What this task involves —
Scan the data below. Pull out each line where "false" occurs.

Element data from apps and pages
------------------------------------------------------------------------

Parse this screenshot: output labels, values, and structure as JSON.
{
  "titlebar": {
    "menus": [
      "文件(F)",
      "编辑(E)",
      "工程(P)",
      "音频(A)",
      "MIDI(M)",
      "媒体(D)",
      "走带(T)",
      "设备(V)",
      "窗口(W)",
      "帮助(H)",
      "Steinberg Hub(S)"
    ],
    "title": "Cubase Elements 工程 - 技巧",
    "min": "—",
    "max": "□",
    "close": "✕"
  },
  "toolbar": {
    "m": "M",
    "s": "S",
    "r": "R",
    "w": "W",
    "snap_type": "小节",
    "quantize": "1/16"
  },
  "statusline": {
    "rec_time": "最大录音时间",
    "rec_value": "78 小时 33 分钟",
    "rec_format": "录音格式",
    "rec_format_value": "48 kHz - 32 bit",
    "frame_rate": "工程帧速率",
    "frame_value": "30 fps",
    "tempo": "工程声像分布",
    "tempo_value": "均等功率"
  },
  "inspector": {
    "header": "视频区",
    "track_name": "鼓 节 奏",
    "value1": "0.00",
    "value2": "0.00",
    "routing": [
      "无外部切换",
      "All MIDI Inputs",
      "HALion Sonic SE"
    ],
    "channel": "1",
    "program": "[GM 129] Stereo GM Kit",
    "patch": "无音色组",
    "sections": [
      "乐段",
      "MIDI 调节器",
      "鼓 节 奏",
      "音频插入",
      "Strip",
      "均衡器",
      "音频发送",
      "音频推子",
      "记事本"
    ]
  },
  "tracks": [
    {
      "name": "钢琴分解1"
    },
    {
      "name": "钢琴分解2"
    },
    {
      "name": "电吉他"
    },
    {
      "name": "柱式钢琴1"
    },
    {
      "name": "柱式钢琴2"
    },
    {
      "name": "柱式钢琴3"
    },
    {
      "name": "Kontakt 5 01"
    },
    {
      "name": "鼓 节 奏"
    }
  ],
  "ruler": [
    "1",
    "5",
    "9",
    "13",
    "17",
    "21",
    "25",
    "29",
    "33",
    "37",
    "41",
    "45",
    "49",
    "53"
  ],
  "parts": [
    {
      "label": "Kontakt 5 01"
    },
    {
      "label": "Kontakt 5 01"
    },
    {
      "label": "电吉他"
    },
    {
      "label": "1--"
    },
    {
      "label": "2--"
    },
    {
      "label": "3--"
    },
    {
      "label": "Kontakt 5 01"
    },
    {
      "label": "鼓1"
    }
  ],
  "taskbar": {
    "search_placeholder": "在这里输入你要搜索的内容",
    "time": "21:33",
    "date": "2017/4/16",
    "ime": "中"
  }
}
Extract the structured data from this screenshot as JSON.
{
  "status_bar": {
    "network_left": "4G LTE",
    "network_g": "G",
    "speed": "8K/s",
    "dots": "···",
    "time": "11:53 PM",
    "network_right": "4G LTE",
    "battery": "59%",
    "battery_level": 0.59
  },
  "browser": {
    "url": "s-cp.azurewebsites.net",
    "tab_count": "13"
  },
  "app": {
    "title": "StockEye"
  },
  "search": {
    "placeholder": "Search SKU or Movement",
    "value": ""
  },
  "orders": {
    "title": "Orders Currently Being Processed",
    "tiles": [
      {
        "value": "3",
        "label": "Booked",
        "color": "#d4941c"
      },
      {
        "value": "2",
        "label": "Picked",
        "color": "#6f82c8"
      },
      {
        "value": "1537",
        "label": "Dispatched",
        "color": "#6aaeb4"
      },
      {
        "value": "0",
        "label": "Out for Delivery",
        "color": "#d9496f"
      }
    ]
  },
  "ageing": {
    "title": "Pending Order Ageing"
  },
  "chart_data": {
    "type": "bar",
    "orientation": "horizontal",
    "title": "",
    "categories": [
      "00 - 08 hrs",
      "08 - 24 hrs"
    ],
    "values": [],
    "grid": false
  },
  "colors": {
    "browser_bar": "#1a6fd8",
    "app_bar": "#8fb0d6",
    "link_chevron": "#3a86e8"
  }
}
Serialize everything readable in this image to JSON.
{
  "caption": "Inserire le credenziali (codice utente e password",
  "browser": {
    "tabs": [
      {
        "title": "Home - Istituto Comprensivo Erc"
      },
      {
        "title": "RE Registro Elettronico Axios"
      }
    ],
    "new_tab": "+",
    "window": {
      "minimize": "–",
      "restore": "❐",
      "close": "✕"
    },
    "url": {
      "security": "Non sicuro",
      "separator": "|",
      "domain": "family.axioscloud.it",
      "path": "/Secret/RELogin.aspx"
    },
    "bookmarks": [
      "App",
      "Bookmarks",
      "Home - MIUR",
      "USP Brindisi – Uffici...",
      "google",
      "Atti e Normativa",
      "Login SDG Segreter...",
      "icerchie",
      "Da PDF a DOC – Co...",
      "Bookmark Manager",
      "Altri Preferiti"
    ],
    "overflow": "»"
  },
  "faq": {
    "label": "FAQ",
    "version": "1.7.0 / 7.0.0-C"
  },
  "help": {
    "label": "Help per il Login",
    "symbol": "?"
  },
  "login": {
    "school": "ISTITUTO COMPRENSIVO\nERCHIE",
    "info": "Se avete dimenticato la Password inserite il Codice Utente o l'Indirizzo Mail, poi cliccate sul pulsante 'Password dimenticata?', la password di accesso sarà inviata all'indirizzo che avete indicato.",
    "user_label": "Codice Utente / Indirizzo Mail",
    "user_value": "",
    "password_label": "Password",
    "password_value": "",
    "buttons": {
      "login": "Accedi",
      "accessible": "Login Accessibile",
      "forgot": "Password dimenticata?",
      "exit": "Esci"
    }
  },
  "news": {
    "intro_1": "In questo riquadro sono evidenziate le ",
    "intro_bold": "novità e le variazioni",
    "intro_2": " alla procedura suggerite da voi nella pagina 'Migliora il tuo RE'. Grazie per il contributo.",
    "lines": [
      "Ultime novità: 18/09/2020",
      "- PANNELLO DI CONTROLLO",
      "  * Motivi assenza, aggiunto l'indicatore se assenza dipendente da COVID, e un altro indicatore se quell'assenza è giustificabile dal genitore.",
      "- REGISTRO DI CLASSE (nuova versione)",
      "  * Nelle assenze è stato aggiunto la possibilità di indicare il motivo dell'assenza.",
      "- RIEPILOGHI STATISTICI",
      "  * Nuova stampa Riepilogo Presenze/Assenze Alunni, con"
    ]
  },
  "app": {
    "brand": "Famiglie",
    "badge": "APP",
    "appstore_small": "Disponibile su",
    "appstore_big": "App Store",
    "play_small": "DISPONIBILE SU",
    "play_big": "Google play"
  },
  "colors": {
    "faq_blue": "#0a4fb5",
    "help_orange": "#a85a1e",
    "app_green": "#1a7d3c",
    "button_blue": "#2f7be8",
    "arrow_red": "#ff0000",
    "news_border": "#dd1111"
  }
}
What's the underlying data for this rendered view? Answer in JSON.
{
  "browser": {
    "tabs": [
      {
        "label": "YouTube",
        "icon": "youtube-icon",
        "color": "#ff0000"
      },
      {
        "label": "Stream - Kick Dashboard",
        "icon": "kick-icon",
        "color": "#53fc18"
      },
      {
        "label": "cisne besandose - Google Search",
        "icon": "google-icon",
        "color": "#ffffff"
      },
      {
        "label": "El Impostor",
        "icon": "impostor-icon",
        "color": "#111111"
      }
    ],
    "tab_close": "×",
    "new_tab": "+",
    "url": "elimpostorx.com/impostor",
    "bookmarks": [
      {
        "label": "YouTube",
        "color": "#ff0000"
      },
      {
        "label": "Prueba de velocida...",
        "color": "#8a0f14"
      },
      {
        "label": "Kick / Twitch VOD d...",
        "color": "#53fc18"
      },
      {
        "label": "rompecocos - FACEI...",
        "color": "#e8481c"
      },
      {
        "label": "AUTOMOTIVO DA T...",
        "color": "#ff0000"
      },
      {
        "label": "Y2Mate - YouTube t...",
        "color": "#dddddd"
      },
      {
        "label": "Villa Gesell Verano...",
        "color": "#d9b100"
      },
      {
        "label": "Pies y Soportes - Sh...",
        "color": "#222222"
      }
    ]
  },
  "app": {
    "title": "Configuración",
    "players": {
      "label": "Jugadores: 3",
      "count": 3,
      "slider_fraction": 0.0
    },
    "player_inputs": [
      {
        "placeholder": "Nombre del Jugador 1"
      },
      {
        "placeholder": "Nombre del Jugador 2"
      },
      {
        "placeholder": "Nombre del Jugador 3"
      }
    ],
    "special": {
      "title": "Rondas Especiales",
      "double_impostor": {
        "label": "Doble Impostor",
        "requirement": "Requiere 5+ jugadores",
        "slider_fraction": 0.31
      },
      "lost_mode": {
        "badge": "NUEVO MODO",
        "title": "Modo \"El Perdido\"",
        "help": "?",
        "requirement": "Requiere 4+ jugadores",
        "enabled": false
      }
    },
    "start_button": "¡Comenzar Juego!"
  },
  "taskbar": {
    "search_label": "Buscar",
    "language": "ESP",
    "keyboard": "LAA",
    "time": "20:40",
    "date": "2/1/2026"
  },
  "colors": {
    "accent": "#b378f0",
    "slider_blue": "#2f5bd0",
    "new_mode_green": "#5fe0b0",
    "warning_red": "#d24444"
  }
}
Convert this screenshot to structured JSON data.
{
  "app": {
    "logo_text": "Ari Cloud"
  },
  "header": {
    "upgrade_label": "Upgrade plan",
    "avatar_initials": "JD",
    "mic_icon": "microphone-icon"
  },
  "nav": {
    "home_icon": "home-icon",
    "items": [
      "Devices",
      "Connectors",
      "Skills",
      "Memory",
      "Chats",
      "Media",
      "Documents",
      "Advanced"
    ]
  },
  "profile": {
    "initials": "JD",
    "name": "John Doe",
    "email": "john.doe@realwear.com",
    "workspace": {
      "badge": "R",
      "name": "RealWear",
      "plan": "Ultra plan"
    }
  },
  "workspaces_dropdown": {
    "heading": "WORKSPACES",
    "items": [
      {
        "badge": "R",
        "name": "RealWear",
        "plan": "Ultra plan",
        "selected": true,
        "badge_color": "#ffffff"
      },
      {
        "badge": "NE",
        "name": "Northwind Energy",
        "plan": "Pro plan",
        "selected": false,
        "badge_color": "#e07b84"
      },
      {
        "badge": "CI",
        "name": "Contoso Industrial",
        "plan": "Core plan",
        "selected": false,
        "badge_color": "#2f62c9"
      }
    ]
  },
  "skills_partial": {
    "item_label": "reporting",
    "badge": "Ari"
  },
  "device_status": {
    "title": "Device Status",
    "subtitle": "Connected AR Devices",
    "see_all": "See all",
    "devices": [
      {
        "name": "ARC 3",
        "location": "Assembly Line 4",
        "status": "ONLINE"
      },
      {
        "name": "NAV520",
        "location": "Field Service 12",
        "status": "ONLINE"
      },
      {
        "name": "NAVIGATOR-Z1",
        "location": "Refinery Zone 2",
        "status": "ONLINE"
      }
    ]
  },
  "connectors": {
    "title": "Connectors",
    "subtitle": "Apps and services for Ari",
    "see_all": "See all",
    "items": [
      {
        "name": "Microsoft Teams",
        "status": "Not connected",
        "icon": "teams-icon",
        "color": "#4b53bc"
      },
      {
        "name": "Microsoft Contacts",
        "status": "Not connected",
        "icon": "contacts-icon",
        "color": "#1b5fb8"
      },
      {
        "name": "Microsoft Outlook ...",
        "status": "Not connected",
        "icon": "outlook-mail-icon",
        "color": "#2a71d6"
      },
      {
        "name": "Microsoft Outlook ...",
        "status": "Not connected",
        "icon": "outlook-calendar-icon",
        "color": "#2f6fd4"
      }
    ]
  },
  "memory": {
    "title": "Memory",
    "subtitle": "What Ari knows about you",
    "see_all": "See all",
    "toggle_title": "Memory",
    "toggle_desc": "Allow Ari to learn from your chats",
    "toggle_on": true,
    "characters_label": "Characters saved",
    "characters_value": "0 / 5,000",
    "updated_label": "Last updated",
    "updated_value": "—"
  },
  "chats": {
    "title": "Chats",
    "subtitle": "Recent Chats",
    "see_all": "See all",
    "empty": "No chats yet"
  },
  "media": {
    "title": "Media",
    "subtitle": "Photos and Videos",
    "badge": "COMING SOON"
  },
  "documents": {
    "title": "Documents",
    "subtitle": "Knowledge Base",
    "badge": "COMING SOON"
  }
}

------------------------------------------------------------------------

Result —
    "grid": false
        "enabled": false
        "selected": false,
        "selected": false,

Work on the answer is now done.